- Politics and Social Issues
Why the "Ground Zero Mosque" WILL be Built
A Mosque on Ground Zero?
Recently there has been quite an outcry from the public over a proposed community center and house of worship called Park51, more commonly referred to as the "Ground Zero Mosque." Some history may give some perspective to the issue.
10 Year Rewind
The year is 2000. The date is September 22, less than one year before the 9/11 attacks. President Clinton signed into law the Religious Land Use and Institutionalized Persons Act of 2000. The law was sponsored by Orrin Hatch (R-Utah) and had the full backing of both the House of Representatives and the Senate. In fact, there was no formal vote on the bill as it passed with unanimous consent and no objections in both houses of Congress.
Besides the full support of both Republicans and Democrats in both houses, this law had the support of the Christian Legal Society, the Family Research Council, and the American Center for Law and Justice. Most everyone agreed with the sentiment of bill sponsor Orrin Hatch when he stated, "At the core of religious freedom is the ability for assemblies to gather and worship together."
Provisions of RLUIPA
From the text of the law, it is quite clear what the intentions and scope of the law are. The law states that "No government shall impose or implement a land use regulation in a manner that imposes a substantial burden on the religious exercise of a person, including a religious assembly or institution" unless it can prove that there is a "compelling government interest" and that the regulation is the least restrictive means of meeting that interest. In layman's terms, that means that religious institutions can build pretty much wherever they want. This is to protect churches and other houses of worship from hidden religious discrimination based on "neutral" grounds of "preserving neighborhood character" or "traffic control."

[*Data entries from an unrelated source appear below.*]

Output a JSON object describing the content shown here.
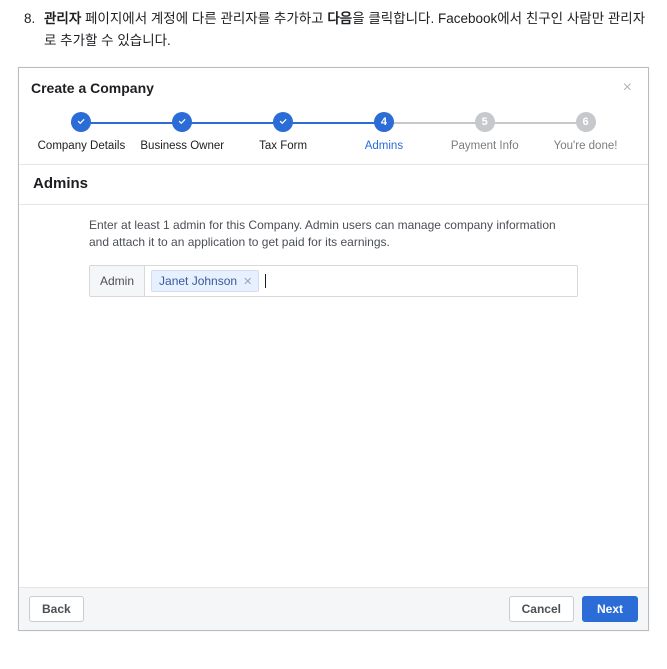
{
  "instruction": {
    "number": "8.",
    "lead_bold": "관리자",
    "part1": " 페이지에서 계정에 다른 관리자를 추가하고 ",
    "mid_bold": "다음",
    "part2": "을 클릭합니다. Facebook에서 친구인 사람만 관리자로 추가할 수 있습니다."
  },
  "dialog": {
    "title": "Create a Company",
    "steps": [
      {
        "label": "Company Details",
        "state": "done"
      },
      {
        "label": "Business Owner",
        "state": "done"
      },
      {
        "label": "Tax Form",
        "state": "done"
      },
      {
        "label": "Admins",
        "state": "current",
        "num": "4"
      },
      {
        "label": "Payment Info",
        "state": "todo",
        "num": "5"
      },
      {
        "label": "You're done!",
        "state": "todo",
        "num": "6"
      }
    ],
    "section_title": "Admins",
    "help_text": "Enter at least 1 admin for this Company. Admin users can manage company information and attach it to an application to get paid for its earnings.",
    "admin_field": {
      "label": "Admin",
      "chips": [
        "Janet Johnson"
      ]
    },
    "footer": {
      "back": "Back",
      "cancel": "Cancel",
      "next": "Next"
    }
  }
}
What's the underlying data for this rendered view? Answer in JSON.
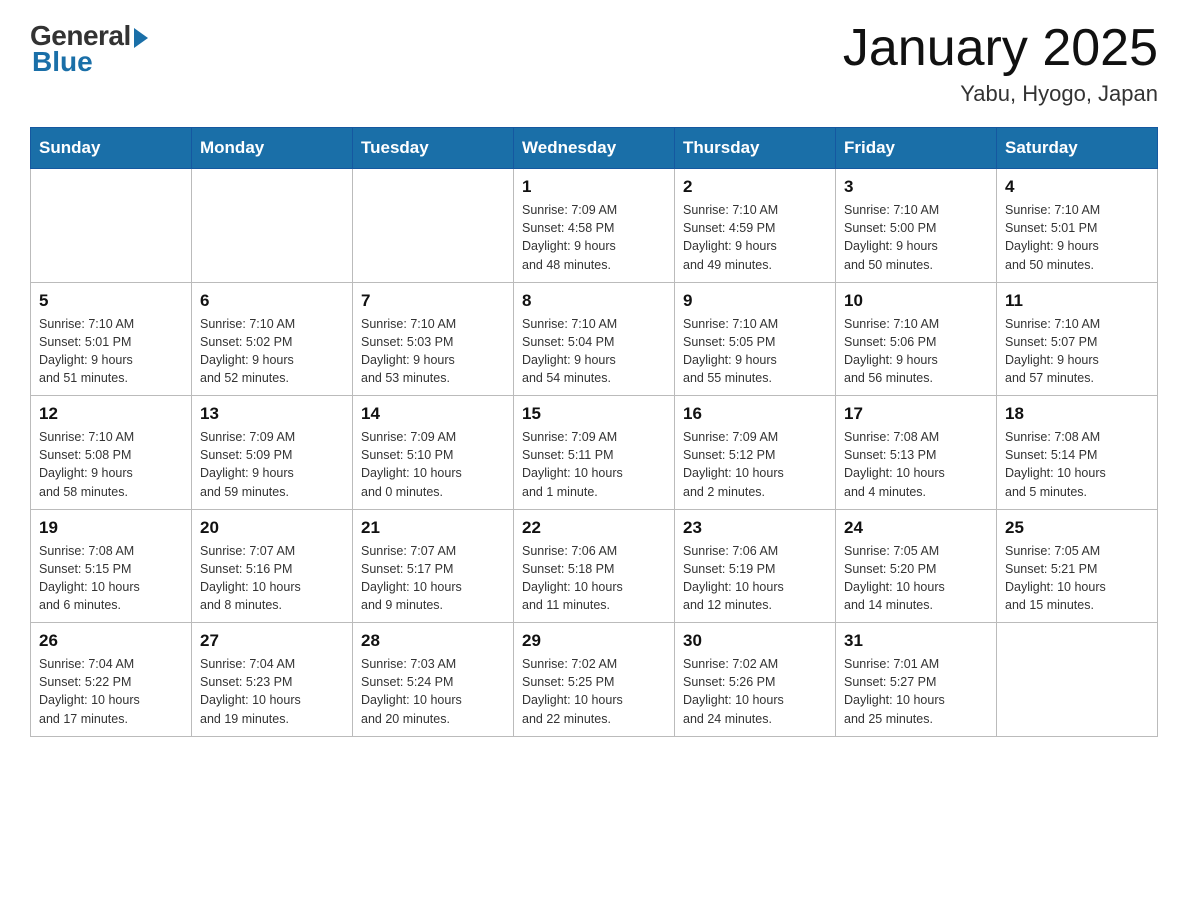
{
  "header": {
    "logo_general": "General",
    "logo_blue": "Blue",
    "title": "January 2025",
    "location": "Yabu, Hyogo, Japan"
  },
  "days_of_week": [
    "Sunday",
    "Monday",
    "Tuesday",
    "Wednesday",
    "Thursday",
    "Friday",
    "Saturday"
  ],
  "weeks": [
    [
      {
        "day": "",
        "info": ""
      },
      {
        "day": "",
        "info": ""
      },
      {
        "day": "",
        "info": ""
      },
      {
        "day": "1",
        "info": "Sunrise: 7:09 AM\nSunset: 4:58 PM\nDaylight: 9 hours\nand 48 minutes."
      },
      {
        "day": "2",
        "info": "Sunrise: 7:10 AM\nSunset: 4:59 PM\nDaylight: 9 hours\nand 49 minutes."
      },
      {
        "day": "3",
        "info": "Sunrise: 7:10 AM\nSunset: 5:00 PM\nDaylight: 9 hours\nand 50 minutes."
      },
      {
        "day": "4",
        "info": "Sunrise: 7:10 AM\nSunset: 5:01 PM\nDaylight: 9 hours\nand 50 minutes."
      }
    ],
    [
      {
        "day": "5",
        "info": "Sunrise: 7:10 AM\nSunset: 5:01 PM\nDaylight: 9 hours\nand 51 minutes."
      },
      {
        "day": "6",
        "info": "Sunrise: 7:10 AM\nSunset: 5:02 PM\nDaylight: 9 hours\nand 52 minutes."
      },
      {
        "day": "7",
        "info": "Sunrise: 7:10 AM\nSunset: 5:03 PM\nDaylight: 9 hours\nand 53 minutes."
      },
      {
        "day": "8",
        "info": "Sunrise: 7:10 AM\nSunset: 5:04 PM\nDaylight: 9 hours\nand 54 minutes."
      },
      {
        "day": "9",
        "info": "Sunrise: 7:10 AM\nSunset: 5:05 PM\nDaylight: 9 hours\nand 55 minutes."
      },
      {
        "day": "10",
        "info": "Sunrise: 7:10 AM\nSunset: 5:06 PM\nDaylight: 9 hours\nand 56 minutes."
      },
      {
        "day": "11",
        "info": "Sunrise: 7:10 AM\nSunset: 5:07 PM\nDaylight: 9 hours\nand 57 minutes."
      }
    ],
    [
      {
        "day": "12",
        "info": "Sunrise: 7:10 AM\nSunset: 5:08 PM\nDaylight: 9 hours\nand 58 minutes."
      },
      {
        "day": "13",
        "info": "Sunrise: 7:09 AM\nSunset: 5:09 PM\nDaylight: 9 hours\nand 59 minutes."
      },
      {
        "day": "14",
        "info": "Sunrise: 7:09 AM\nSunset: 5:10 PM\nDaylight: 10 hours\nand 0 minutes."
      },
      {
        "day": "15",
        "info": "Sunrise: 7:09 AM\nSunset: 5:11 PM\nDaylight: 10 hours\nand 1 minute."
      },
      {
        "day": "16",
        "info": "Sunrise: 7:09 AM\nSunset: 5:12 PM\nDaylight: 10 hours\nand 2 minutes."
      },
      {
        "day": "17",
        "info": "Sunrise: 7:08 AM\nSunset: 5:13 PM\nDaylight: 10 hours\nand 4 minutes."
      },
      {
        "day": "18",
        "info": "Sunrise: 7:08 AM\nSunset: 5:14 PM\nDaylight: 10 hours\nand 5 minutes."
      }
    ],
    [
      {
        "day": "19",
        "info": "Sunrise: 7:08 AM\nSunset: 5:15 PM\nDaylight: 10 hours\nand 6 minutes."
      },
      {
        "day": "20",
        "info": "Sunrise: 7:07 AM\nSunset: 5:16 PM\nDaylight: 10 hours\nand 8 minutes."
      },
      {
        "day": "21",
        "info": "Sunrise: 7:07 AM\nSunset: 5:17 PM\nDaylight: 10 hours\nand 9 minutes."
      },
      {
        "day": "22",
        "info": "Sunrise: 7:06 AM\nSunset: 5:18 PM\nDaylight: 10 hours\nand 11 minutes."
      },
      {
        "day": "23",
        "info": "Sunrise: 7:06 AM\nSunset: 5:19 PM\nDaylight: 10 hours\nand 12 minutes."
      },
      {
        "day": "24",
        "info": "Sunrise: 7:05 AM\nSunset: 5:20 PM\nDaylight: 10 hours\nand 14 minutes."
      },
      {
        "day": "25",
        "info": "Sunrise: 7:05 AM\nSunset: 5:21 PM\nDaylight: 10 hours\nand 15 minutes."
      }
    ],
    [
      {
        "day": "26",
        "info": "Sunrise: 7:04 AM\nSunset: 5:22 PM\nDaylight: 10 hours\nand 17 minutes."
      },
      {
        "day": "27",
        "info": "Sunrise: 7:04 AM\nSunset: 5:23 PM\nDaylight: 10 hours\nand 19 minutes."
      },
      {
        "day": "28",
        "info": "Sunrise: 7:03 AM\nSunset: 5:24 PM\nDaylight: 10 hours\nand 20 minutes."
      },
      {
        "day": "29",
        "info": "Sunrise: 7:02 AM\nSunset: 5:25 PM\nDaylight: 10 hours\nand 22 minutes."
      },
      {
        "day": "30",
        "info": "Sunrise: 7:02 AM\nSunset: 5:26 PM\nDaylight: 10 hours\nand 24 minutes."
      },
      {
        "day": "31",
        "info": "Sunrise: 7:01 AM\nSunset: 5:27 PM\nDaylight: 10 hours\nand 25 minutes."
      },
      {
        "day": "",
        "info": ""
      }
    ]
  ]
}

The law goes on to say that "No government shall impose or implement a land use regulation that discriminates against any assembly or institution on the basis of religion or religious denomination." Again, in layman's terms, you can't impose the regulation because the house of worship is associated with a particular religion.
Fast Forward to the Present
Currently, there is a political and social firestorm regarding Park51, formerly called the Cordoba Institute, and more commonly referred to as the "Ground Zero Mosque". Many politicians (most of them Republicans) have condemned the placement of the muslim community center and mosque, located 2 city blocks from the former site of the World Trade Center buildings. Below is a sampling of them:
"Nazis don't have the right to put up a sign next to the Holocaust museum in Washington. We would never accept the Japanese putting up a site next to Pearl Harbor." -Newt Gingrich, Speaker of the House, 1995-1999 (R-GA)
"Ground Zero Mosque supporters: doesn't it stab you in the heart, as it does ours throughout the heartland? Peaceful Muslims, pls (sic) refudiate (sic)." -Sarah Palin, Former Gov. of Alaska, via Twitter
"The First Amendment protects freedom of religion. Senator Reid respects that but thinks that the mosque should be built some place else." -Spokesperson for Harry Ried, Senate Majority Leader, 2007-present (D-NV)
In addition the American Center for Law and Justice has circulated an online petition do stop the building from being erected (found here) despite their pro-church (and presumably mosque) interpretation and support of the RLUIPA (found here). Another initial supporter also reversed course on the issue:
"Nine years after terrorists forever altered the New York City skyline, an Islamic leader is threatening to do it again--this time, by building a mosque three blocks from where the twin towers collapsed. To the families of 9-11, this 13-story project is the ultimate insult." -Tony Perkins, President, Family Research Council
Like it or not, the organizers of Park51 certainly have the right to build their community center and mosque wherever they are able to acquire the land to do so. The fact that some early supporters of the very law they are now fighting have reversed their positions is indicative of post-9/11 politics. However, this is what is called an unintended consequence. The fact is that there is very little that the government can legally do to stop this building from being built.
Nor should they. In my opinion, the rights of people to practice their religion should not be impeded. to quote Steve Chapman, member of the Chicago Tribune Editorial Board, "The law was an effort by Republicans (and many Democrats) to protect the rights of believers-- especially despised minorities. The law recognized the importance of assuring the same freedom for them as for everyone else. That objective made sense 10 years ago, and it still does."
As always, civil discourse in the comments would be appreciated.